And yet – Christianity was later eradicated from both North Africa and Japan through oppression and force of arms. Remnants remain in both places, but they are small and without much influence.

Is it truly enough just to have a love that defies explanation? Do Christians not need something more? Like our own armies? Or is regular persecution simply the cross we must always bear?

One of the members of my Bible study group commented during our discussion that God surely has a purpose in allowing the depravities of ISIS that we are witnessing in the Middle East.

Really? I hope so. For it is at times like these that I am thrown back on Isaiah:

“For my thoughts are not your thoughts,
neither are your ways my ways,”
declares the Lord.

“As the heavens are higher than the earth,
so are my ways higher than your ways
and my thoughts than your thoughts.”

Syrian Christians Blamed for ISIS-Like Atrocities

An article in The Times newspaper, alleging atrocities by Christian militia in Syria, has sparked some “I told you so” posts on social media, from people claiming that Christianity is inherently just as violent as Islam.

Titled “Christians Give a Display of Savagery among Saints and Candles,” the article is by Anthony Loyd, a veteran war correspondent who has previously reported from conflicts in the former Yugoslavia, Afghanistan, Africa and Iraq.

Loyd wrote that he encountered two dozen Christian refugees in a church in the Syrian town of Darbasiyah, near the Turkish border. They were apparently sheltering from the fierce sun outside.

At first they were “warm and welcoming,” he reported, but then one of the men – a former bank employee now fighting with a Christian militia group – started berating him for alleged British support for Islamic State. This, said Loyd, is the lie that President Bashar Assad has been persistently telling his people.

But what happened next came as a shock, as the man exclaimed: “We cut off the terrorists’ heads as they tried to enter the medina in Hasakah.” He pulled out his mobile phone and showed photographs of a military commander holding two severed heads, while resting his foot on a third.

“Cutting heads is not a good thing,” the man insisted to Loyd. “But if what was done to us was done to you by the Daesh [Islamic State], you would cut heads too. We are taking our revenge for what has been done to us.”

Loyd, a good reporter, did seek further confirmation. A Christian woman inside the church said the heads had more likely been severed from their bodies after a bomb explosion.

Later, another Christian told him it was probable that the dead men were actually killed by the Syrian army, and the mutilation was then carried out by tribal militia.

Whatever the truth of the matter, it has not stopped some commentators from using social media to berate Christians.

Here is one comment that I found: “So now everyone is cutting off heads??…How could you not see this coming? Irrespective of recent happenings historically basically all religions or demographics have gone through their phase of beheading people right?”

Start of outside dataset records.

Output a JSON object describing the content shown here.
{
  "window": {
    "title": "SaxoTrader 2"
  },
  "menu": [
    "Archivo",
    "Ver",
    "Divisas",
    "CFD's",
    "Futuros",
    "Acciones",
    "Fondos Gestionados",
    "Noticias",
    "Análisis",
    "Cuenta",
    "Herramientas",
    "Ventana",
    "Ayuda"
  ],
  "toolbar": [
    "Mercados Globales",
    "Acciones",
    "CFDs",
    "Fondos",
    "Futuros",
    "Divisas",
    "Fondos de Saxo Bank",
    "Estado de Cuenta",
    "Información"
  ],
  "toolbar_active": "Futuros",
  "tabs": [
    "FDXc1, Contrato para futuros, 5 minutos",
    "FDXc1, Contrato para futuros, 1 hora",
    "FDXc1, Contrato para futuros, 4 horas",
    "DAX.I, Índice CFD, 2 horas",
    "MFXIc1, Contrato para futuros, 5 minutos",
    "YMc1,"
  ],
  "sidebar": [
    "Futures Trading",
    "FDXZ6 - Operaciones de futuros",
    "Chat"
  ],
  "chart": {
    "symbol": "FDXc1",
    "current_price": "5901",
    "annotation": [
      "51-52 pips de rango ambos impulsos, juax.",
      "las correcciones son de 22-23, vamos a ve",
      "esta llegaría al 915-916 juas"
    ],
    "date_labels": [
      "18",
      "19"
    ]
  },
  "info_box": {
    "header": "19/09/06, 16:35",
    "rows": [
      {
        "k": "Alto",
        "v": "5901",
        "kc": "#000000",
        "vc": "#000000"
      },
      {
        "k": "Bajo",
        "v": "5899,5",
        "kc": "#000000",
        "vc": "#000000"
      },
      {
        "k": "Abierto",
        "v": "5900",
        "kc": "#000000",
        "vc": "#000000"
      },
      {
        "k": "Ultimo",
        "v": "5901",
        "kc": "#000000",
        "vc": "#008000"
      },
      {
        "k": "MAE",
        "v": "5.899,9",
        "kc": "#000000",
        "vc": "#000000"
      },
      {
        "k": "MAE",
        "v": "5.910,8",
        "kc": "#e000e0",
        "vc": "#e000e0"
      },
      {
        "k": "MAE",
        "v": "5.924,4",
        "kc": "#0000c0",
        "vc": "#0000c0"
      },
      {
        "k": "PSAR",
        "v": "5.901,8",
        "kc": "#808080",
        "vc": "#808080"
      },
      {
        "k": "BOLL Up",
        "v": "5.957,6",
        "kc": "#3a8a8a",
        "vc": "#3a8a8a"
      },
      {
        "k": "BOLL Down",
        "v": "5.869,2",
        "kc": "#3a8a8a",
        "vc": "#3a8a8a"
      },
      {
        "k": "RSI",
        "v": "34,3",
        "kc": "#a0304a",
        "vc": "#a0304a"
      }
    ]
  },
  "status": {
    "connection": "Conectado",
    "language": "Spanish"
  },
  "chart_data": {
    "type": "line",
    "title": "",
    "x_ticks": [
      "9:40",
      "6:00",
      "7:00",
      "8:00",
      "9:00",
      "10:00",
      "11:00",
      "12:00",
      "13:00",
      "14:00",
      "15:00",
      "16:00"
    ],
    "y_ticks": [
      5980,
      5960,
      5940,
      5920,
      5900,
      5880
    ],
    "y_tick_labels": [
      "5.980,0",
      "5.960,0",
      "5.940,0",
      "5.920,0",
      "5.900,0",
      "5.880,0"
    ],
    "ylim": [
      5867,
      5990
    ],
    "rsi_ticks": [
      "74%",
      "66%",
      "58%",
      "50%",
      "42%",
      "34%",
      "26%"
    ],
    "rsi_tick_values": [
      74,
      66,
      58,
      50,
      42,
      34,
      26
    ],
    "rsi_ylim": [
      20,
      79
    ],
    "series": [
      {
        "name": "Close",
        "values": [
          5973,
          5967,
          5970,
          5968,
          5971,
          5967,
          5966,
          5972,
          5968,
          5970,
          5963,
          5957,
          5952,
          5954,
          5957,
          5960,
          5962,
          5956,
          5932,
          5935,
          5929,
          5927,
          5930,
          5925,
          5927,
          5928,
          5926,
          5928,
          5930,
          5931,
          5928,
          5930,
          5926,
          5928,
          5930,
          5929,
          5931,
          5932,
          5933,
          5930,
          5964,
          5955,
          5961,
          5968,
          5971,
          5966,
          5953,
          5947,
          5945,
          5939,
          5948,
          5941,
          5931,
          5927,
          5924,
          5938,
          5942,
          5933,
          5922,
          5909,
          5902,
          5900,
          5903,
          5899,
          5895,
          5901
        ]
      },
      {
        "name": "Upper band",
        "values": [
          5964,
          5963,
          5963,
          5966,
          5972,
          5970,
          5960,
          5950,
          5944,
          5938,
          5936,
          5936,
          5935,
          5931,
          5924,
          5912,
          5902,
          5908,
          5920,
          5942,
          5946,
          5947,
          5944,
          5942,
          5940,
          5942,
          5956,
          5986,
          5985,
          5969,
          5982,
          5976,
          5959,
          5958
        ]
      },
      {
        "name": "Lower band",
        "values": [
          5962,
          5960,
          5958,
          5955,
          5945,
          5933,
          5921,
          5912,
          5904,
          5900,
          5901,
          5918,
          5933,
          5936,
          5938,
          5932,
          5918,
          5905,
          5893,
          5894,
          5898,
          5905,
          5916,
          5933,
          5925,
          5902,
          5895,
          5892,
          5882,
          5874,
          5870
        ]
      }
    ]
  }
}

Another person wrote: “Well false messiahs will always gather/shepherd new blood, especially the young lambs towards the flames…??”

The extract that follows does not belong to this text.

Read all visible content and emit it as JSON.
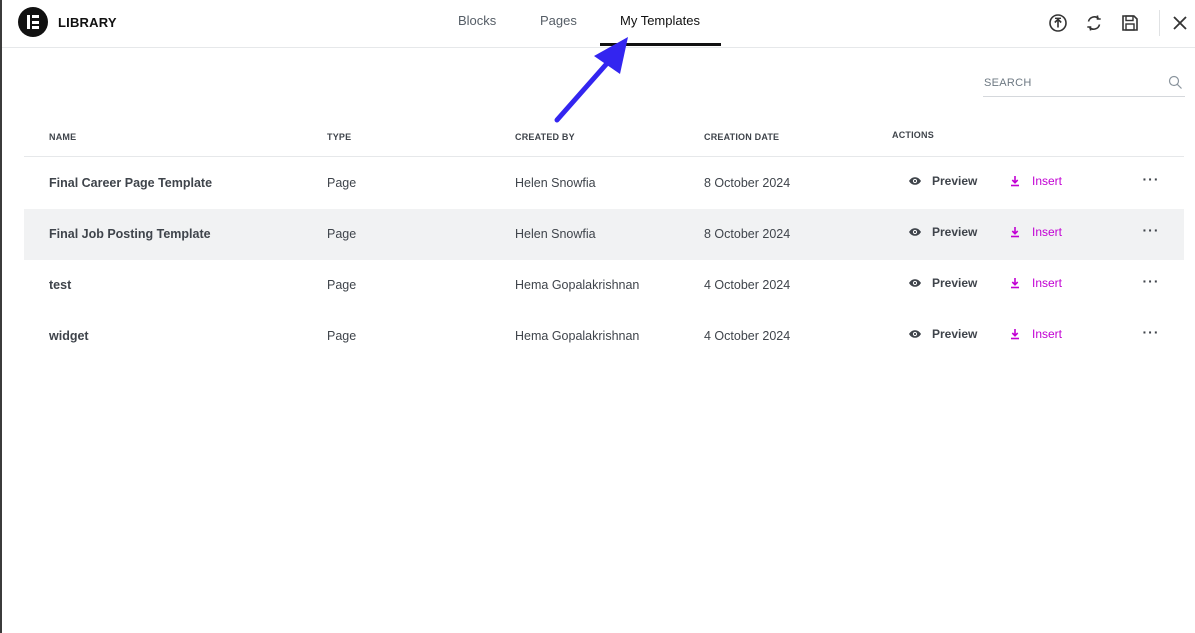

Four months ago in Pakistan suicide bombers attacked two churches during Sunday worship, leaving 15 dead and scores injured. Subsequently some Christians went on a rampage, blocking roads, attacking police and then seizing two suspects who were being held in police custody, and beating them both to death.

I wrote at the time: “I suspect we are going to see more of this.” Then I added: “When your churches are being bombed and the authorities do nothing, it is difficult to turn the other cheek…. And sadly, as violence against Christians escalates, particularly in the Muslim world, I believe that we can almost certainly expect more such retaliation.”

Those Pakistani rioters may not really have been Christians. Certainly they were not at all behaving in a Christian manner. And we will probably never know the truth about who committed the atrocities in Syria.

But unfortunately, as the war on Christians continues, and in particular as Islamic State revels in the most grotesque depravity, it is difficult to expect that some Christians will never retaliate in kind.

I can only sadly repeat what I wrote four months ago: “I suspect we are going to see more of this.”